We’ve always said that Toyota does Hybrids right. And this past weekend track test driving proved it once again.
You’d be hard pushed to find something outside of personal preference to say against the RAV4. The model is Toyota’s third best-seller behind only the Corolla and, of course, the Camry. In its own SUV class, only the Honda CR-V bests it in April 2017 sales numbers. As for the hybrid version, Toyota says it takes the number two slot for best-selling U.S. hybrid. Yeah. It’s a pretty big deal.
With all the above in mind, we were looking forward to our own personal experience with the RAV4 on the Circuit of the Americas F1 track just outside of Austin at this year’s 2017 Texas Auto Writers Association Auto Roundup. Interestingly, it wasn’t ranked with the “Green Models.” Rather, Toyota put it in the Performance Utility class.
Although skeptical about the whole ‘performance’ ranking of the RAV4, especially a hybrid, it is the sportier SE version.
First Impressions Behind the Wheel
First hopping behind the wheel was exciting. I took it for a spin Saturday morning and it was the first of the Performance Utes I drove. A Toyota rep hopped in shotgun-side to give me all the 411 on my test drive.
The interior feels like a classic Toyota SUV. Which means instant love and comfort for those of your looking for a classic interior, not so futuristic (Tesla anyone?) feel. Meaning, the AC controls are instantly recognizable and user-friendly.

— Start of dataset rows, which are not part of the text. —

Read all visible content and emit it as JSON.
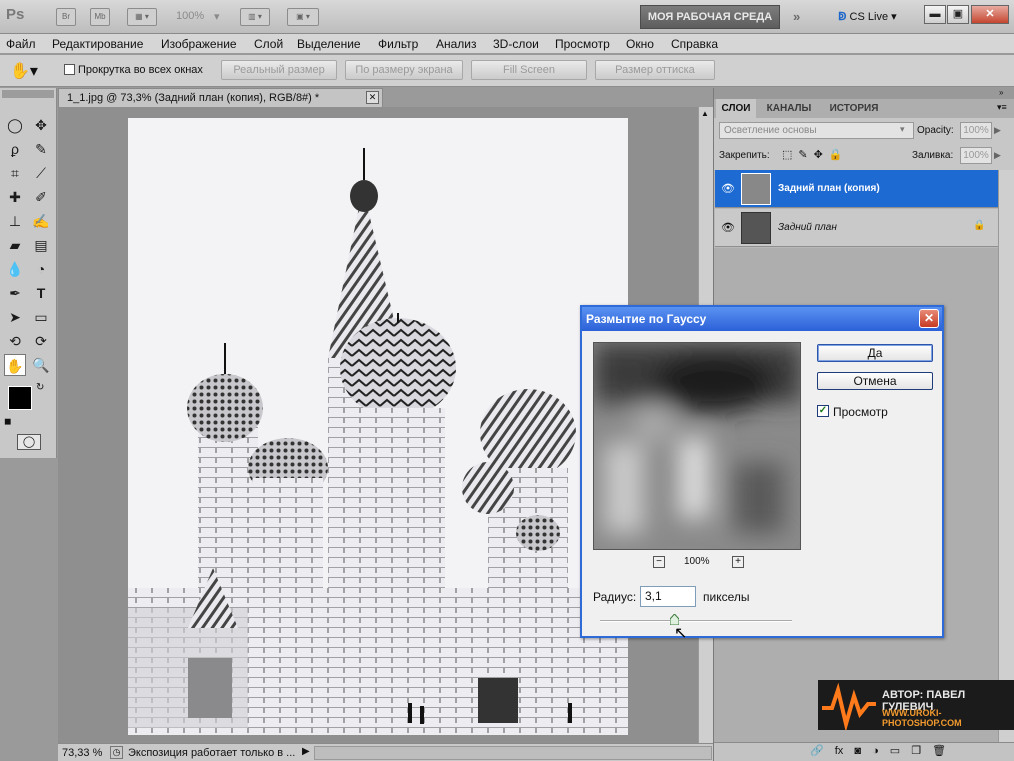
{
  "app": {
    "logo": "Ps",
    "bridge": "Br",
    "minibridge": "Mb",
    "zoom": "100%",
    "workspace_button": "МОЯ РАБОЧАЯ СРЕДА",
    "cslive": "CS Live"
  },
  "menu": [
    "Файл",
    "Редактирование",
    "Изображение",
    "Слой",
    "Выделение",
    "Фильтр",
    "Анализ",
    "3D-слои",
    "Просмотр",
    "Окно",
    "Справка"
  ],
  "options": {
    "scroll_all_windows": "Прокрутка во всех окнах",
    "buttons": [
      "Реальный размер",
      "По размеру экрана",
      "Fill Screen",
      "Размер оттиска"
    ]
  },
  "document": {
    "tab_title": "1_1.jpg @ 73,3% (Задний план (копия), RGB/8#) *",
    "zoom": "73,33 %",
    "status_text": "Экспозиция работает только в ..."
  },
  "layers_panel": {
    "tabs": [
      "СЛОИ",
      "КАНАЛЫ",
      "ИСТОРИЯ"
    ],
    "blend_mode": "Осветление основы",
    "opacity_label": "Opacity:",
    "opacity_value": "100%",
    "lock_label": "Закрепить:",
    "fill_label": "Заливка:",
    "fill_value": "100%",
    "layers": [
      {
        "name": "Задний план (копия)",
        "selected": true
      },
      {
        "name": "Задний план",
        "selected": false
      }
    ]
  },
  "dialog": {
    "title": "Размытие по Гауссу",
    "ok_button": "Да",
    "cancel_button": "Отмена",
    "preview_label": "Просмотр",
    "preview_checked": true,
    "preview_zoom": "100%",
    "radius_label": "Радиус:",
    "radius_value": "3,1",
    "units": "пикселы",
    "slider_fraction": 0.39
  },
  "watermark": {
    "author": "АВТОР: ПАВЕЛ ГУЛЕВИЧ",
    "site": "WWW.UROKI-PHOTOSHOP.COM"
  },
  "colors": {
    "selection_blue": "#1e6ad3",
    "dialog_title": "#2b61d7"
  }
}
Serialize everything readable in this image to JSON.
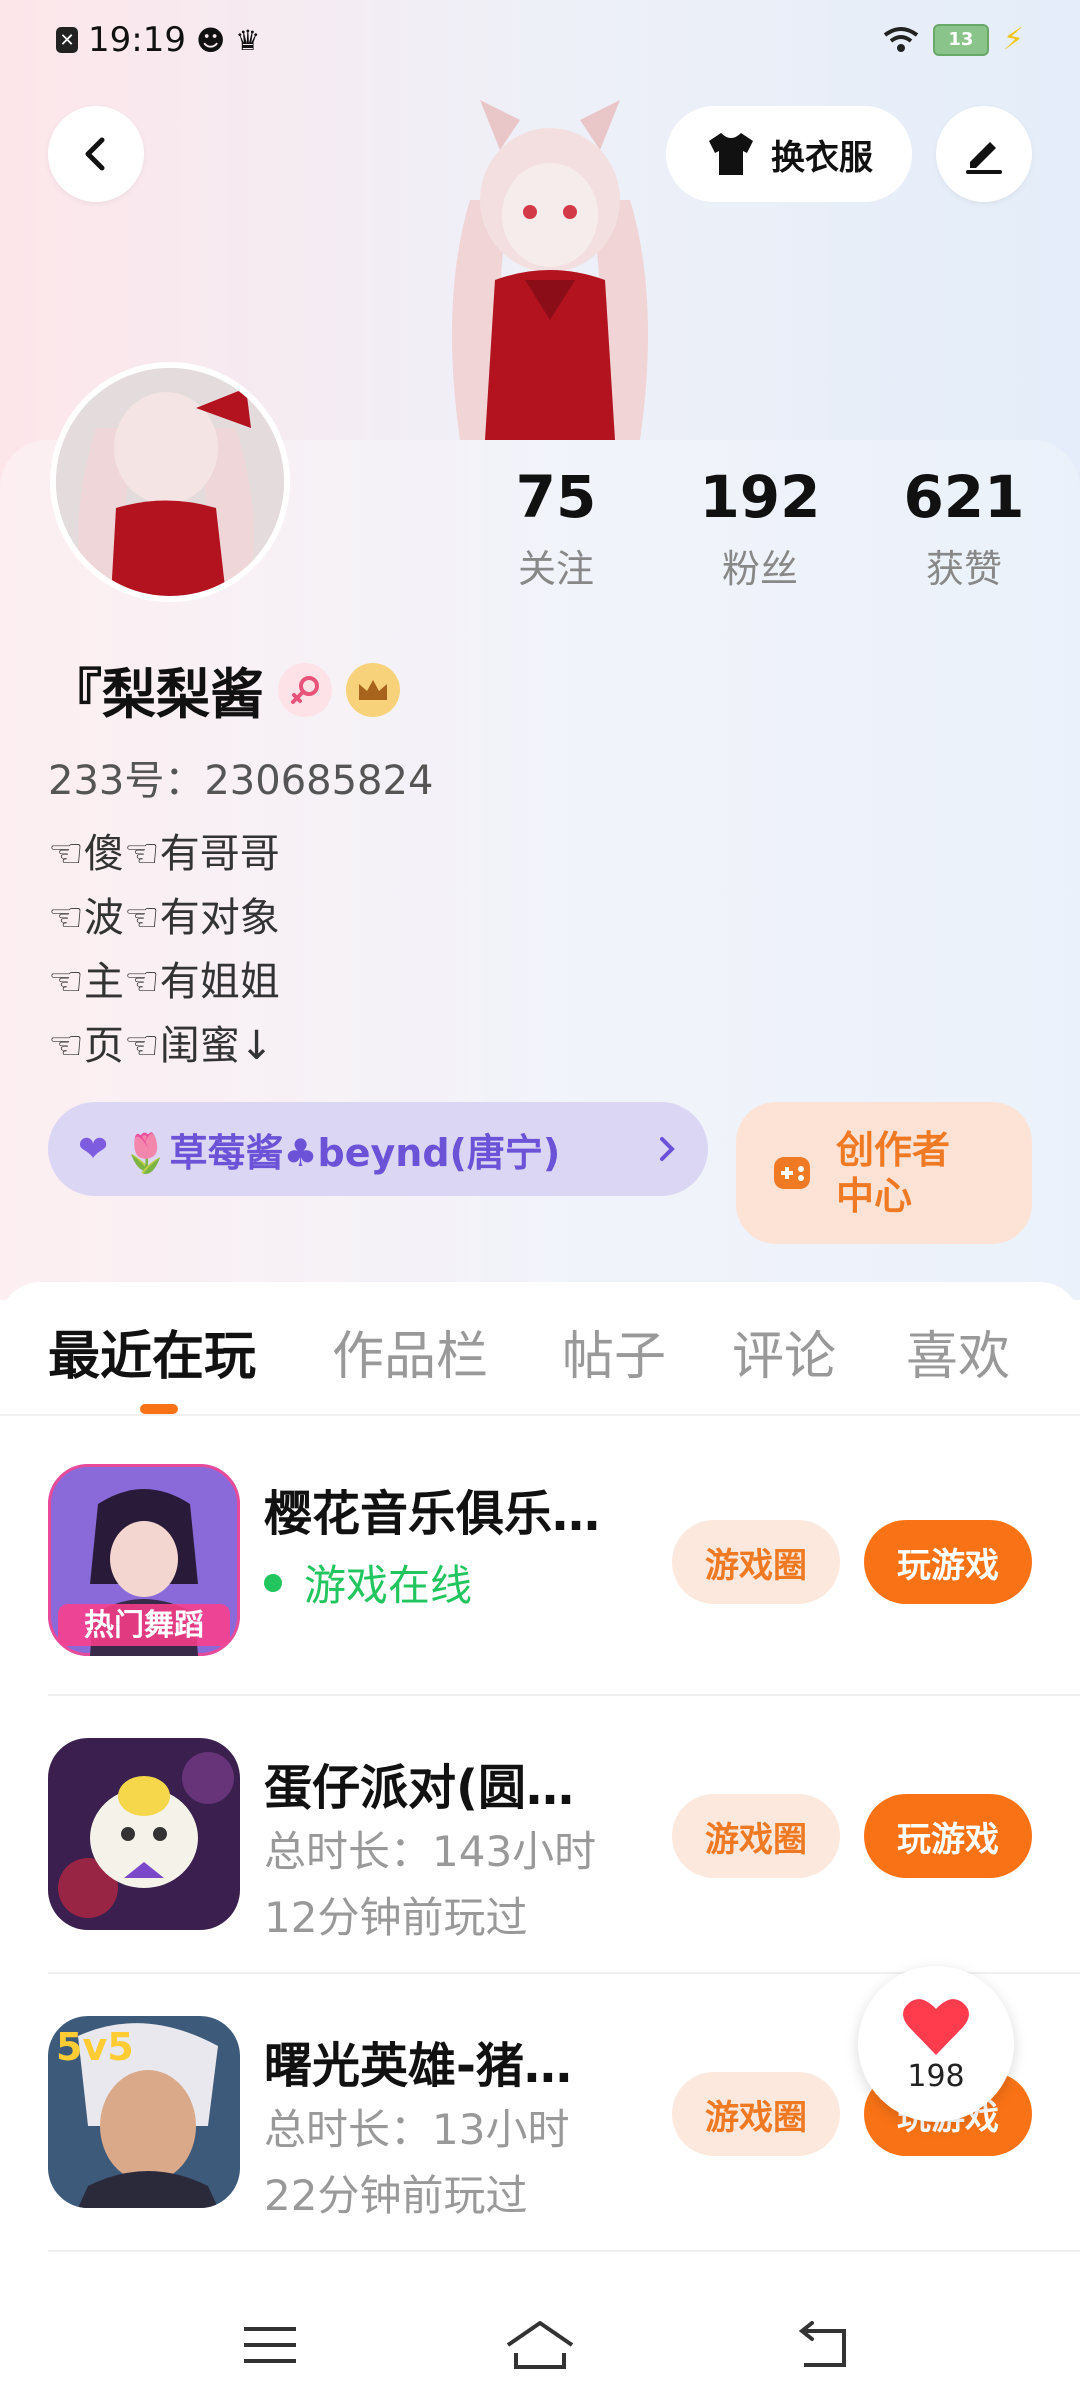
{
  "status_bar": {
    "time": "19:19",
    "battery": "13"
  },
  "header": {
    "dress_label": "换衣服"
  },
  "profile": {
    "name": "『梨梨酱",
    "id_line": "233号：230685824",
    "bio": [
      "☜傻☜有哥哥",
      "☜波☜有对象",
      "☜主☜有姐姐",
      "☜页☜闺蜜↓"
    ],
    "stats": [
      {
        "value": "75",
        "label": "关注"
      },
      {
        "value": "192",
        "label": "粉丝"
      },
      {
        "value": "621",
        "label": "获赞"
      }
    ],
    "relation": "🌷草莓酱♣beynd(唐宁)",
    "creator_label": "创作者中心"
  },
  "tabs": [
    {
      "label": "最近在玩",
      "active": true
    },
    {
      "label": "作品栏",
      "active": false
    },
    {
      "label": "帖子",
      "active": false
    },
    {
      "label": "评论",
      "active": false
    },
    {
      "label": "喜欢",
      "active": false
    }
  ],
  "games": [
    {
      "name": "樱花音乐俱乐…",
      "status": "游戏在线",
      "duration": "",
      "last_played": "",
      "icon_label": "热门舞蹈",
      "circle_label": "游戏圈",
      "play_label": "玩游戏"
    },
    {
      "name": "蛋仔派对(圆…",
      "status": "",
      "duration": "总时长：143小时",
      "last_played": "12分钟前玩过",
      "icon_label": "",
      "circle_label": "游戏圈",
      "play_label": "玩游戏"
    },
    {
      "name": "曙光英雄-猪…",
      "status": "",
      "duration": "总时长：13小时",
      "last_played": "22分钟前玩过",
      "icon_label": "5v5",
      "circle_label": "游戏圈",
      "play_label": "玩游戏"
    }
  ],
  "like_float": {
    "count": "198"
  },
  "colors": {
    "accent": "#f97316",
    "online": "#22c55e",
    "relation_text": "#6b52d6"
  }
}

The 6.1-inch touchscreen is practical. It’s easy to view, yet you don’t have to use the touchscreen to control a lot of things. Which is nice and old school comfortable.
Another thing that feels old-school comfortable is the use of a shift drive mode stick. The emergency brake location right next to the driver’s seat and shift knob keeps things easy. The low middle console contributes to the overall roominess of the cabin. Something that you always expect, but don’t always get in an SUV.
Design-wise, I love the vibrancy of Electric Storm Blue. You don’t have to get your hybrid in blue. But the color now represents hybrids these days. The interior cabin is soothing with a nice mix of black and dark tan leather. I wish the steering wheel used a mix of both types of leather for a little more fun. But otherwise, it’s well done.
The model doesn’t have the kick of what you would get in one of Toyota’s V8s or even V6s. It gets 194-horsepower. Which is enough to put it in the power range of smaller SUVs like the Hyundai Tucson. I bring up the Tucson, and even the Nissan Rogue Sport, here because the model handled comparably in terms of the pick-me-up. The best way to describe the handling of the RAV4 Hybrid SE is this. It handles like a base Rav4. Cornering and stopping well.
On the note of stopping, the RAV hybrid comes standard with Toyota Safety Sense. Or as the representative told me, a new system forcing you to brake before hitting an intern. Because, of course, if we did have a volunteer to test it on, it would be an intern.
The RAV4 Hybrid makes a great option if you’re looking for an SUV and have a soft spot for the environment. When asked, the rep said what it really comes down to for people choosing between a standard gas versus the hybrid option, is really the attitude of the buyer towards hybrid.
“How long will the battery last?” I ask. “A Toyota never stops running. So at some point, just like with any car you can drive the wheels off of, you’re going to have to replace it. Just like any other vehicle maintenance,” my Toyota rep shared.
If you’ve got the extra dough, go hybrid. You’ll love it.